(Stored items)
|---|
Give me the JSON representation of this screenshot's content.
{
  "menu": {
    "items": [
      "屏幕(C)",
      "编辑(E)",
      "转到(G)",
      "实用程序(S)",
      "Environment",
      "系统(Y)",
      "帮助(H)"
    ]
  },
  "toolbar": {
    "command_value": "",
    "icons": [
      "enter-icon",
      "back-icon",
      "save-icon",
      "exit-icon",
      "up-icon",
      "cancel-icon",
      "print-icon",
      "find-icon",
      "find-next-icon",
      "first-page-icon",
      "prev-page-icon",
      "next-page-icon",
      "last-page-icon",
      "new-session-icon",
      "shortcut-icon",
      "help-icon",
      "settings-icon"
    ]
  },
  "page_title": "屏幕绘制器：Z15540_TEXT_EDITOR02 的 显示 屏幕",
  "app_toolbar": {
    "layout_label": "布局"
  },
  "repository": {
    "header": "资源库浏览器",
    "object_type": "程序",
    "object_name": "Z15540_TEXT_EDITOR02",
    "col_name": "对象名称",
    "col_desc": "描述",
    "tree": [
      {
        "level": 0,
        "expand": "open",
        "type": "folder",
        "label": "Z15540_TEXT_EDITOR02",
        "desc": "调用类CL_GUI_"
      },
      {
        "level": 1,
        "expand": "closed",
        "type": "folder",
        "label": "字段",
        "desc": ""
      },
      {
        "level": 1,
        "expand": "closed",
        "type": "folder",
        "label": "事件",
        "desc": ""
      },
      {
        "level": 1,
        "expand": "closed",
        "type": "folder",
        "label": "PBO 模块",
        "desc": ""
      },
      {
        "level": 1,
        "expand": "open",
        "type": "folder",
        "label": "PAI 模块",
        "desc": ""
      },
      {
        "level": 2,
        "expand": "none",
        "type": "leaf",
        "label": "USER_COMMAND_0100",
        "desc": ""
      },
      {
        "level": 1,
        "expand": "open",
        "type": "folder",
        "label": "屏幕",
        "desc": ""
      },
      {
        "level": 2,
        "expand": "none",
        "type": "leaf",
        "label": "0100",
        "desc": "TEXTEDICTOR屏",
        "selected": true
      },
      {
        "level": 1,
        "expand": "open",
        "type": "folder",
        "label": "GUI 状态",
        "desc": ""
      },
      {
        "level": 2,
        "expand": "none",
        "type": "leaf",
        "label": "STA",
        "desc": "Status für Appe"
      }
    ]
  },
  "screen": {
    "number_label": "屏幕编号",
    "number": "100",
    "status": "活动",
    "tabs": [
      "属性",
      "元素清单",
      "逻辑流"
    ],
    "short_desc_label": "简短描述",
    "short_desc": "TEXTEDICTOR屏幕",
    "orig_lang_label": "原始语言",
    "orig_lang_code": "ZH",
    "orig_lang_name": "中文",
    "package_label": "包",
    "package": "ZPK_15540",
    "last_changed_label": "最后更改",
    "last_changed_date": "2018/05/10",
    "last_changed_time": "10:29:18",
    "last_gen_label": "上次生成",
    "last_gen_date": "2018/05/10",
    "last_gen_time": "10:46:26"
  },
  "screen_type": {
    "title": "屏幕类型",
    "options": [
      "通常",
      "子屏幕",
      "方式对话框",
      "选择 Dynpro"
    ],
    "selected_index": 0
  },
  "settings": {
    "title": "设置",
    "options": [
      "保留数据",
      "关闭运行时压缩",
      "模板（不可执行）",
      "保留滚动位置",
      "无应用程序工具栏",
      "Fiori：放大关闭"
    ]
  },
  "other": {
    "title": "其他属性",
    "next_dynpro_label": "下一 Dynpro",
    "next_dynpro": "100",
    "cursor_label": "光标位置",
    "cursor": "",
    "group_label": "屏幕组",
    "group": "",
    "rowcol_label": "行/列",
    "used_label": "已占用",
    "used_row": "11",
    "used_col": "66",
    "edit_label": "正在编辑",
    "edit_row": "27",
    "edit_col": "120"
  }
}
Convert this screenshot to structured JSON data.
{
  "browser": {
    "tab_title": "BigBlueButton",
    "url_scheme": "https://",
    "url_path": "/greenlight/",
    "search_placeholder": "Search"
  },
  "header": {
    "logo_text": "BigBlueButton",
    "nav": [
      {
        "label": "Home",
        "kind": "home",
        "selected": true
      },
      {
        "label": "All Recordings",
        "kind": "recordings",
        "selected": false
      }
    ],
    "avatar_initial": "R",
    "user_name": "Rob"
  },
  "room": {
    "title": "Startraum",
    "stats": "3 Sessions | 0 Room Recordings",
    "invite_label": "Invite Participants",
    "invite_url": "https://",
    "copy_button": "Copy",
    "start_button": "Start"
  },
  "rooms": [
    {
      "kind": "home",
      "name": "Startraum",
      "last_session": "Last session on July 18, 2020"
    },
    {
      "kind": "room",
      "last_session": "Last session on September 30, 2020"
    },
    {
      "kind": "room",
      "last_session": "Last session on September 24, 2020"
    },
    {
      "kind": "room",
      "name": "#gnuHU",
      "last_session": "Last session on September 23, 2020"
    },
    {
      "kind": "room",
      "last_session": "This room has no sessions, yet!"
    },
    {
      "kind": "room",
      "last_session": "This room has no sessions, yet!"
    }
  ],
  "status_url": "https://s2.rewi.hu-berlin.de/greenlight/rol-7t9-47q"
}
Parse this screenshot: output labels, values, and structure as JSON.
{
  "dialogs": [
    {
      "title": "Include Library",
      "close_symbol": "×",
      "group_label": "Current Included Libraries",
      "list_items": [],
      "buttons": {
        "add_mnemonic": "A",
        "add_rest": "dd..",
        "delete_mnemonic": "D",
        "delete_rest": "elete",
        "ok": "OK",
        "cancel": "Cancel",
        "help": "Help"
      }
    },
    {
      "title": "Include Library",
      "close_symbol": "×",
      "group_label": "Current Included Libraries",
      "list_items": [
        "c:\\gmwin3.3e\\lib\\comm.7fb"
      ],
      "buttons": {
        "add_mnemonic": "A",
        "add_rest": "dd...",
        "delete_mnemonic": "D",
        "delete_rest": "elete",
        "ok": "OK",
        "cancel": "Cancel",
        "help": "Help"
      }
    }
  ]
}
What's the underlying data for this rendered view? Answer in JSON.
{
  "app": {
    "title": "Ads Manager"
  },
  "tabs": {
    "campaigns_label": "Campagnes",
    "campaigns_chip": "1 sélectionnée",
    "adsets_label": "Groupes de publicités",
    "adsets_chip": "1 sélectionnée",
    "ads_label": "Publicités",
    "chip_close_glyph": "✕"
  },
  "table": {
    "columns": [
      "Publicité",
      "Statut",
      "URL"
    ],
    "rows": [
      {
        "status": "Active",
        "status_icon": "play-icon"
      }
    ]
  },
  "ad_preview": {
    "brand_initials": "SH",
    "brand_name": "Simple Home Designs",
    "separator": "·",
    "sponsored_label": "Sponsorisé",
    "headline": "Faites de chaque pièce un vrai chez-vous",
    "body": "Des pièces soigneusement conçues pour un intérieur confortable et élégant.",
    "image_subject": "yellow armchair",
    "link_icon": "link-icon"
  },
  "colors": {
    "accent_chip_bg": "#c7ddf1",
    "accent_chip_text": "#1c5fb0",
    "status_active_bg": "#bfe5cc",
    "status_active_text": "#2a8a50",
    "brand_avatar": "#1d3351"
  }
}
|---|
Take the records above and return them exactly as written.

## EXERCISE SOLUTION
Give me the JSON representation of this screenshot's content.
{
  "menu": {
    "items": [
      "屏幕(C)",
      "编辑(E)",
      "转到(G)",
      "实用程序(S)",
      "Environment",
      "系统(Y)",
      "帮助(H)"
    ]
  },
  "toolbar": {
    "command_value": "",
    "icons": [
      "enter-icon",
      "back-icon",
      "save-icon",
      "exit-icon",
      "up-icon",
      "cancel-icon",
      "print-icon",
      "find-icon",
      "find-next-icon",
      "first-page-icon",
      "prev-page-icon",
      "next-page-icon",
      "last-page-icon",
      "new-session-icon",
      "shortcut-icon",
      "help-icon",
      "settings-icon"
    ]
  },
  "page_title": "屏幕绘制器：Z15540_TEXT_EDITOR02 的 显示 屏幕",
  "app_toolbar": {
    "layout_label": "布局"
  },
  "repository": {
    "header": "资源库浏览器",
    "object_type": "程序",
    "object_name": "Z15540_TEXT_EDITOR02",
    "col_name": "对象名称",
    "col_desc": "描述",
    "tree": [
      {
        "level": 0,
        "expand": "open",
        "type": "folder",
        "label": "Z15540_TEXT_EDITOR02",
        "desc": "调用类CL_GUI_"
      },
      {
        "level": 1,
        "expand": "closed",
        "type": "folder",
        "label": "字段",
        "desc": ""
      },
      {
        "level": 1,
        "expand": "closed",
        "type": "folder",
        "label": "事件",
        "desc": ""
      },
      {
        "level": 1,
        "expand": "closed",
        "type": "folder",
        "label": "PBO 模块",
        "desc": ""
      },
      {
        "level": 1,
        "expand": "open",
        "type": "folder",
        "label": "PAI 模块",
        "desc": ""
      },
      {
        "level": 2,
        "expand": "none",
        "type": "leaf",
        "label": "USER_COMMAND_0100",
        "desc": ""
      },
      {
        "level": 1,
        "expand": "open",
        "type": "folder",
        "label": "屏幕",
        "desc": ""
      },
      {
        "level": 2,
        "expand": "none",
        "type": "leaf",
        "label": "0100",
        "desc": "TEXTEDICTOR屏",
        "selected": true
      },
      {
        "level": 1,
        "expand": "open",
        "type": "folder",
        "label": "GUI 状态",
        "desc": ""
      },
      {
        "level": 2,
        "expand": "none",
        "type": "leaf",
        "label": "STA",
        "desc": "Status für Appe"
      }
    ]
  },
  "screen": {
    "number_label": "屏幕编号",
    "number": "100",
    "status": "活动",
    "tabs": [
      "属性",
      "元素清单",
      "逻辑流"
    ],
    "short_desc_label": "简短描述",
    "short_desc": "TEXTEDICTOR屏幕",
    "orig_lang_label": "原始语言",
    "orig_lang_code": "ZH",
    "orig_lang_name": "中文",
    "package_label": "包",
    "package": "ZPK_15540",
    "last_changed_label": "最后更改",
    "last_changed_date": "2018/05/10",
    "last_changed_time": "10:29:18",
    "last_gen_label": "上次生成",
    "last_gen_date": "2018/05/10",
    "last_gen_time": "10:46:26"
  },
  "screen_type": {
    "title": "屏幕类型",
    "options": [
      "通常",
      "子屏幕",
      "方式对话框",
      "选择 Dynpro"
    ],
    "selected_index": 0
  },
  "settings": {
    "title": "设置",
    "options": [
      "保留数据",
      "关闭运行时压缩",
      "模板（不可执行）",
      "保留滚动位置",
      "无应用程序工具栏",
      "Fiori：放大关闭"
    ]
  },
  "other": {
    "title": "其他属性",
    "next_dynpro_label": "下一 Dynpro",
    "next_dynpro": "100",
    "cursor_label": "光标位置",
    "cursor": "",
    "group_label": "屏幕组",
    "group": "",
    "rowcol_label": "行/列",
    "used_label": "已占用",
    "used_row": "11",
    "used_col": "66",
    "edit_label": "正在编辑",
    "edit_row": "27",
    "edit_col": "120"
  }
}
Convert this screenshot to structured JSON data.
{
  "browser": {
    "tab_title": "BigBlueButton",
    "url_scheme": "https://",
    "url_path": "/greenlight/",
    "search_placeholder": "Search"
  },
  "header": {
    "logo_text": "BigBlueButton",
    "nav": [
      {
        "label": "Home",
        "kind": "home",
        "selected": true
      },
      {
        "label": "All Recordings",
        "kind": "recordings",
        "selected": false
      }
    ],
    "avatar_initial": "R",
    "user_name": "Rob"
  },
  "room": {
    "title": "Startraum",
    "stats": "3 Sessions | 0 Room Recordings",
    "invite_label": "Invite Participants",
    "invite_url": "https://",
    "copy_button": "Copy",
    "start_button": "Start"
  },
  "rooms": [
    {
      "kind": "home",
      "name": "Startraum",
      "last_session": "Last session on July 18, 2020"
    },
    {
      "kind": "room",
      "last_session": "Last session on September 30, 2020"
    },
    {
      "kind": "room",
      "last_session": "Last session on September 24, 2020"
    },
    {
      "kind": "room",
      "name": "#gnuHU",
      "last_session": "Last session on September 23, 2020"
    },
    {
      "kind": "room",
      "last_session": "This room has no sessions, yet!"
    },
    {
      "kind": "room",
      "last_session": "This room has no sessions, yet!"
    }
  ],
  "status_url": "https://s2.rewi.hu-berlin.de/greenlight/rol-7t9-47q"
}
Parse this screenshot: output labels, values, and structure as JSON.
{
  "dialogs": [
    {
      "title": "Include Library",
      "close_symbol": "×",
      "group_label": "Current Included Libraries",
      "list_items": [],
      "buttons": {
        "add_mnemonic": "A",
        "add_rest": "dd..",
        "delete_mnemonic": "D",
        "delete_rest": "elete",
        "ok": "OK",
        "cancel": "Cancel",
        "help": "Help"
      }
    },
    {
      "title": "Include Library",
      "close_symbol": "×",
      "group_label": "Current Included Libraries",
      "list_items": [
        "c:\\gmwin3.3e\\lib\\comm.7fb"
      ],
      "buttons": {
        "add_mnemonic": "A",
        "add_rest": "dd...",
        "delete_mnemonic": "D",
        "delete_rest": "elete",
        "ok": "OK",
        "cancel": "Cancel",
        "help": "Help"
      }
    }
  ]
}
What's the underlying data for this rendered view? Answer in JSON.
{
  "app": {
    "title": "Ads Manager"
  },
  "tabs": {
    "campaigns_label": "Campagnes",
    "campaigns_chip": "1 sélectionnée",
    "adsets_label": "Groupes de publicités",
    "adsets_chip": "1 sélectionnée",
    "ads_label": "Publicités",
    "chip_close_glyph": "✕"
  },
  "table": {
    "columns": [
      "Publicité",
      "Statut",
      "URL"
    ],
    "rows": [
      {
        "status": "Active",
        "status_icon": "play-icon"
      }
    ]
  },
  "ad_preview": {
    "brand_initials": "SH",
    "brand_name": "Simple Home Designs",
    "separator": "·",
    "sponsored_label": "Sponsorisé",
    "headline": "Faites de chaque pièce un vrai chez-vous",
    "body": "Des pièces soigneusement conçues pour un intérieur confortable et élégant.",
    "image_subject": "yellow armchair",
    "link_icon": "link-icon"
  },
  "colors": {
    "accent_chip_bg": "#c7ddf1",
    "accent_chip_text": "#1c5fb0",
    "status_active_bg": "#bfe5cc",
    "status_active_text": "#2a8a50",
    "brand_avatar": "#1d3351"
  }
}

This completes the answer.